‘Some of the grounds were right dives, then to come to a big stadium like Fratton Park you do appreciate it more and want to give something back.

‘Then when I was 22 I got into the Football League – it shows there is time for everyone really. I was a latecomer, but it got me well-grounded.’

Holmes would spend four seasons at Chelmsford, scoring 49 goals in 154 appearances, winning England C recognition in the process.

Several times the Clarets would turn down offers for their contracted winger from Football League clubs in an attempt to hold out for the highest bidder.

He finally departed in the summer of 2010 as a free agent to further his playing career, resulting in signing for League Two side Barnet.

It would also indicate the end of his days working at PlayFootball.

And while Pompey’s fifth training home in 18 months represents a fresh start for Andy Awford and his playing squad, for Holmes the memory cannot help but be stirred.

He added: ‘I worked at PlayFootball in Southend, I did all the admin stuff and got offered the assistant manager’s role – then made it pro with Barnet.

‘I was working with all my mates, I really enjoyed it there, now it’s funny we will be training at the one in Portsmouth.

‘I did a lot when I was outside the Football League, I stayed on at my college, did two years there, then went on to Anglia Ruskin University in Cambridge for my third year.

‘I studied Sports Science, so have my coaching badges and know the sports science side – and once football finishes I’m looking to get into teaching, probably PE.

‘It’s a head start on everyone else who have come through the youth system and all they know is football.
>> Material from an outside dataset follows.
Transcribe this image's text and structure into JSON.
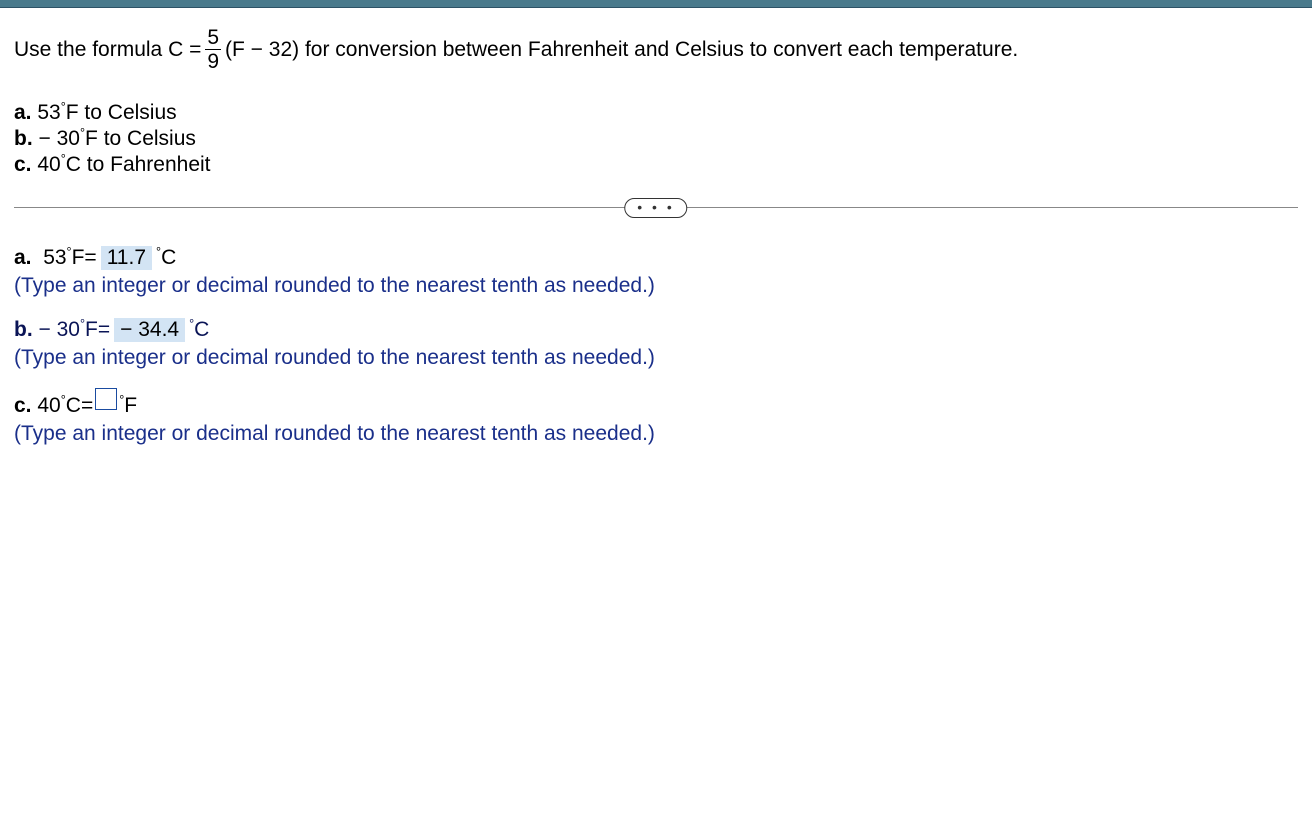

I have been there and worked as well and know I have a few things to fall back on.

‘A lot of the boys think “What are we going to do in the future?” because at this level we don’t earn enough money, then we have to go into the big, wide world.

‘Well I’ve touched foot on that side and have something to fall back on, so I take every year as it comes.’

At Barnet, Holmes would make 107 appearances and score 14 goals, once again establishing himself as a crowd favourite.

He was sidelined with a foot injury, however, for the final three months of the 2012-13 campaign which would see them relegated out of the Football League under Edgar Davids.

A switch to Pompey followed, where he made 45 appearances and scored twice on his way to claiming the Player of the Season accolade.

But despite the bouquets, Holmes will never forget the environment which provided his footballing grounding.

He said: ‘I came from nowhere, the Dog and Duck, and I still go and watch my mates play now.

‘I love it and towards the end of my career if I can’t stay pro I would have no hesitation going into non-league.

‘With those of us that played non-league, every time we go over the white line we seem to appreciate where we have come from and we know what it takes to get here, you have got to give it 110 per cent.’